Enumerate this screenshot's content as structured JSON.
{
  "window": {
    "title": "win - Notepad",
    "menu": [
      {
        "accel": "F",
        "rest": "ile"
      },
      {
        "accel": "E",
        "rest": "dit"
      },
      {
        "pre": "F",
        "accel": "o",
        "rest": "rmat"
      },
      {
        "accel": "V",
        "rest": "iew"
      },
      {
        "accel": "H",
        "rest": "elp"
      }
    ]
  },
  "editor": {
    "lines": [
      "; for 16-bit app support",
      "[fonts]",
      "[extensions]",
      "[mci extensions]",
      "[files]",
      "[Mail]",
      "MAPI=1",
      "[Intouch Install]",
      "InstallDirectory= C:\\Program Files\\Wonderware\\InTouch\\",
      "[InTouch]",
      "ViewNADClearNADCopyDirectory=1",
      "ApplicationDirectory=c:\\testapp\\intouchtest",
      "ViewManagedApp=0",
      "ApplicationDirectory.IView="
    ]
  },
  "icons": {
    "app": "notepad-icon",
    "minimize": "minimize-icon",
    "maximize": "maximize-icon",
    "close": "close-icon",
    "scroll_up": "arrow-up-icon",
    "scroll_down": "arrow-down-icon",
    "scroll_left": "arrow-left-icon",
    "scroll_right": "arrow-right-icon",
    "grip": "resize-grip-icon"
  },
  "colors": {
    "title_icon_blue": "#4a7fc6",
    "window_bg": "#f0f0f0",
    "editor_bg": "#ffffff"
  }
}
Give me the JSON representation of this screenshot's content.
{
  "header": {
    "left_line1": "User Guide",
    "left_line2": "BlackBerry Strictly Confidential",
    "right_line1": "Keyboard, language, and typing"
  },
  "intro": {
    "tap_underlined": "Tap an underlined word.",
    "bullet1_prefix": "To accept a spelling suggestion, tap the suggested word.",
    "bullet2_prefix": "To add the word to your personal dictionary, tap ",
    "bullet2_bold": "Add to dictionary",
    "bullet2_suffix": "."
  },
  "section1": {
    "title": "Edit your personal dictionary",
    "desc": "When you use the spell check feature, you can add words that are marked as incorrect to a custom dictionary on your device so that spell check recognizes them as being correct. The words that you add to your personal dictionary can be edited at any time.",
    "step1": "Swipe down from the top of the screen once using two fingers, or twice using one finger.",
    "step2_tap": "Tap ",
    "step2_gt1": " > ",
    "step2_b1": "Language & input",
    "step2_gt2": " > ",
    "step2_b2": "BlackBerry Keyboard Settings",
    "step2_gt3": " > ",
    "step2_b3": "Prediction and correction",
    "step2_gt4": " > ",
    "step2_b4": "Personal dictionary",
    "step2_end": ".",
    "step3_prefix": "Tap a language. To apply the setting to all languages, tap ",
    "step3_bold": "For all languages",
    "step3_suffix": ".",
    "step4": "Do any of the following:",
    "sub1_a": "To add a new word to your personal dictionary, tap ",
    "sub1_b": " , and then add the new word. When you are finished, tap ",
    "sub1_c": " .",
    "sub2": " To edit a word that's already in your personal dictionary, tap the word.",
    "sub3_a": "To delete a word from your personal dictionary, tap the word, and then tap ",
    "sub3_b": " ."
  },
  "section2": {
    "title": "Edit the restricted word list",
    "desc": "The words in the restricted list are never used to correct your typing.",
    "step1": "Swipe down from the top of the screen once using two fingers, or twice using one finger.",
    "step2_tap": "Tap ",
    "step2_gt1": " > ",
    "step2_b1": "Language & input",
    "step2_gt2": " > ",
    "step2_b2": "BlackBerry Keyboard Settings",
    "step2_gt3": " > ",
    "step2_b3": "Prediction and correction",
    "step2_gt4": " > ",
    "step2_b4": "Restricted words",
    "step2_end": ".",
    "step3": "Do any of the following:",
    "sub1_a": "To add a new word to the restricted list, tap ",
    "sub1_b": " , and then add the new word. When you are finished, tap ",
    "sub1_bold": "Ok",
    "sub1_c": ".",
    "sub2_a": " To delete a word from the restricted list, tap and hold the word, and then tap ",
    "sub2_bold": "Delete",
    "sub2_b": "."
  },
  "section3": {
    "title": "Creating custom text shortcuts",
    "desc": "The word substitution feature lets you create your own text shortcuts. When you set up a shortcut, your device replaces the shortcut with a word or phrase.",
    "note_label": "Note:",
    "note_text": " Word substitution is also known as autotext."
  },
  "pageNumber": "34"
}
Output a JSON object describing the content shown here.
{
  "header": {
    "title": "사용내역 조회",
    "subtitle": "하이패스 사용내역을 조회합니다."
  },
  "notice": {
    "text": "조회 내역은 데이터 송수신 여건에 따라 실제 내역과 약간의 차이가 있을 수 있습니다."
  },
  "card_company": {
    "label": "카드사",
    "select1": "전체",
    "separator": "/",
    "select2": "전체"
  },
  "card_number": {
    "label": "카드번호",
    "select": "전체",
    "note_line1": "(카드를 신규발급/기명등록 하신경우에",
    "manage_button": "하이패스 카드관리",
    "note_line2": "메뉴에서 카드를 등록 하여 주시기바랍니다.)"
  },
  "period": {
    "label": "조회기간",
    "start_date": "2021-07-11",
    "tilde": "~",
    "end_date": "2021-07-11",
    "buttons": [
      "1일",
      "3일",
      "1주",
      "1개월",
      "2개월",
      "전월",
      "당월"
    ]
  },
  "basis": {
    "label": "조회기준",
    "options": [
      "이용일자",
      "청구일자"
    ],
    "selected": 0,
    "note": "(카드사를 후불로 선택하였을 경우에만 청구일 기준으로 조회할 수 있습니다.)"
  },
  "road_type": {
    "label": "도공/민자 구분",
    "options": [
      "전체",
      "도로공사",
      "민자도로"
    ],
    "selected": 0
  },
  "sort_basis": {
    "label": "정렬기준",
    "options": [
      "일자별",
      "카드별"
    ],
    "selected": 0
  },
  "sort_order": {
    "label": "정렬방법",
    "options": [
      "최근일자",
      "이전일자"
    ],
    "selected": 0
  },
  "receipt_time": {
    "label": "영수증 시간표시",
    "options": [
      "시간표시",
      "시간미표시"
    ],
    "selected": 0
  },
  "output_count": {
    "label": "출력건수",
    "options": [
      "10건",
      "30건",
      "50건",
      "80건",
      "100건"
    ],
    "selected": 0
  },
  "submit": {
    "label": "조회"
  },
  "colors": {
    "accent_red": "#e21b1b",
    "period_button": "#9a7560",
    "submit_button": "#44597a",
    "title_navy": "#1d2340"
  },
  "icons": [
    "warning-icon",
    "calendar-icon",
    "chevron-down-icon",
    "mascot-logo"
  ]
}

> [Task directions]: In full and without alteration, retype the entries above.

> [Result of the exercise]:
Enumerate this screenshot's content as structured JSON.
{
  "window": {
    "title": "win - Notepad",
    "menu": [
      {
        "accel": "F",
        "rest": "ile"
      },
      {
        "accel": "E",
        "rest": "dit"
      },
      {
        "pre": "F",
        "accel": "o",
        "rest": "rmat"
      },
      {
        "accel": "V",
        "rest": "iew"
      },
      {
        "accel": "H",
        "rest": "elp"
      }
    ]
  },
  "editor": {
    "lines": [
      "; for 16-bit app support",
      "[fonts]",
      "[extensions]",
      "[mci extensions]",
      "[files]",
      "[Mail]",
      "MAPI=1",
      "[Intouch Install]",
      "InstallDirectory= C:\\Program Files\\Wonderware\\InTouch\\",
      "[InTouch]",
      "ViewNADClearNADCopyDirectory=1",
      "ApplicationDirectory=c:\\testapp\\intouchtest",
      "ViewManagedApp=0",
      "ApplicationDirectory.IView="
    ]
  },
  "icons": {
    "app": "notepad-icon",
    "minimize": "minimize-icon",
    "maximize": "maximize-icon",
    "close": "close-icon",
    "scroll_up": "arrow-up-icon",
    "scroll_down": "arrow-down-icon",
    "scroll_left": "arrow-left-icon",
    "scroll_right": "arrow-right-icon",
    "grip": "resize-grip-icon"
  },
  "colors": {
    "title_icon_blue": "#4a7fc6",
    "window_bg": "#f0f0f0",
    "editor_bg": "#ffffff"
  }
}
Give me the JSON representation of this screenshot's content.
{
  "header": {
    "left_line1": "User Guide",
    "left_line2": "BlackBerry Strictly Confidential",
    "right_line1": "Keyboard, language, and typing"
  },
  "intro": {
    "tap_underlined": "Tap an underlined word.",
    "bullet1_prefix": "To accept a spelling suggestion, tap the suggested word.",
    "bullet2_prefix": "To add the word to your personal dictionary, tap ",
    "bullet2_bold": "Add to dictionary",
    "bullet2_suffix": "."
  },
  "section1": {
    "title": "Edit your personal dictionary",
    "desc": "When you use the spell check feature, you can add words that are marked as incorrect to a custom dictionary on your device so that spell check recognizes them as being correct. The words that you add to your personal dictionary can be edited at any time.",
    "step1": "Swipe down from the top of the screen once using two fingers, or twice using one finger.",
    "step2_tap": "Tap ",
    "step2_gt1": " > ",
    "step2_b1": "Language & input",
    "step2_gt2": " > ",
    "step2_b2": "BlackBerry Keyboard Settings",
    "step2_gt3": " > ",
    "step2_b3": "Prediction and correction",
    "step2_gt4": " > ",
    "step2_b4": "Personal dictionary",
    "step2_end": ".",
    "step3_prefix": "Tap a language. To apply the setting to all languages, tap ",
    "step3_bold": "For all languages",
    "step3_suffix": ".",
    "step4": "Do any of the following:",
    "sub1_a": "To add a new word to your personal dictionary, tap ",
    "sub1_b": " , and then add the new word. When you are finished, tap ",
    "sub1_c": " .",
    "sub2": " To edit a word that's already in your personal dictionary, tap the word.",
    "sub3_a": "To delete a word from your personal dictionary, tap the word, and then tap ",
    "sub3_b": " ."
  },
  "section2": {
    "title": "Edit the restricted word list",
    "desc": "The words in the restricted list are never used to correct your typing.",
    "step1": "Swipe down from the top of the screen once using two fingers, or twice using one finger.",
    "step2_tap": "Tap ",
    "step2_gt1": " > ",
    "step2_b1": "Language & input",
    "step2_gt2": " > ",
    "step2_b2": "BlackBerry Keyboard Settings",
    "step2_gt3": " > ",
    "step2_b3": "Prediction and correction",
    "step2_gt4": " > ",
    "step2_b4": "Restricted words",
    "step2_end": ".",
    "step3": "Do any of the following:",
    "sub1_a": "To add a new word to the restricted list, tap ",
    "sub1_b": " , and then add the new word. When you are finished, tap ",
    "sub1_bold": "Ok",
    "sub1_c": ".",
    "sub2_a": " To delete a word from the restricted list, tap and hold the word, and then tap ",
    "sub2_bold": "Delete",
    "sub2_b": "."
  },
  "section3": {
    "title": "Creating custom text shortcuts",
    "desc": "The word substitution feature lets you create your own text shortcuts. When you set up a shortcut, your device replaces the shortcut with a word or phrase.",
    "note_label": "Note:",
    "note_text": " Word substitution is also known as autotext."
  },
  "pageNumber": "34"
}
Output a JSON object describing the content shown here.
{
  "header": {
    "title": "사용내역 조회",
    "subtitle": "하이패스 사용내역을 조회합니다."
  },
  "notice": {
    "text": "조회 내역은 데이터 송수신 여건에 따라 실제 내역과 약간의 차이가 있을 수 있습니다."
  },
  "card_company": {
    "label": "카드사",
    "select1": "전체",
    "separator": "/",
    "select2": "전체"
  },
  "card_number": {
    "label": "카드번호",
    "select": "전체",
    "note_line1": "(카드를 신규발급/기명등록 하신경우에",
    "manage_button": "하이패스 카드관리",
    "note_line2": "메뉴에서 카드를 등록 하여 주시기바랍니다.)"
  },
  "period": {
    "label": "조회기간",
    "start_date": "2021-07-11",
    "tilde": "~",
    "end_date": "2021-07-11",
    "buttons": [
      "1일",
      "3일",
      "1주",
      "1개월",
      "2개월",
      "전월",
      "당월"
    ]
  },
  "basis": {
    "label": "조회기준",
    "options": [
      "이용일자",
      "청구일자"
    ],
    "selected": 0,
    "note": "(카드사를 후불로 선택하였을 경우에만 청구일 기준으로 조회할 수 있습니다.)"
  },
  "road_type": {
    "label": "도공/민자 구분",
    "options": [
      "전체",
      "도로공사",
      "민자도로"
    ],
    "selected": 0
  },
  "sort_basis": {
    "label": "정렬기준",
    "options": [
      "일자별",
      "카드별"
    ],
    "selected": 0
  },
  "sort_order": {
    "label": "정렬방법",
    "options": [
      "최근일자",
      "이전일자"
    ],
    "selected": 0
  },
  "receipt_time": {
    "label": "영수증 시간표시",
    "options": [
      "시간표시",
      "시간미표시"
    ],
    "selected": 0
  },
  "output_count": {
    "label": "출력건수",
    "options": [
      "10건",
      "30건",
      "50건",
      "80건",
      "100건"
    ],
    "selected": 0
  },
  "submit": {
    "label": "조회"
  },
  "colors": {
    "accent_red": "#e21b1b",
    "period_button": "#9a7560",
    "submit_button": "#44597a",
    "title_navy": "#1d2340"
  },
  "icons": [
    "warning-icon",
    "calendar-icon",
    "chevron-down-icon",
    "mascot-logo"
  ]
}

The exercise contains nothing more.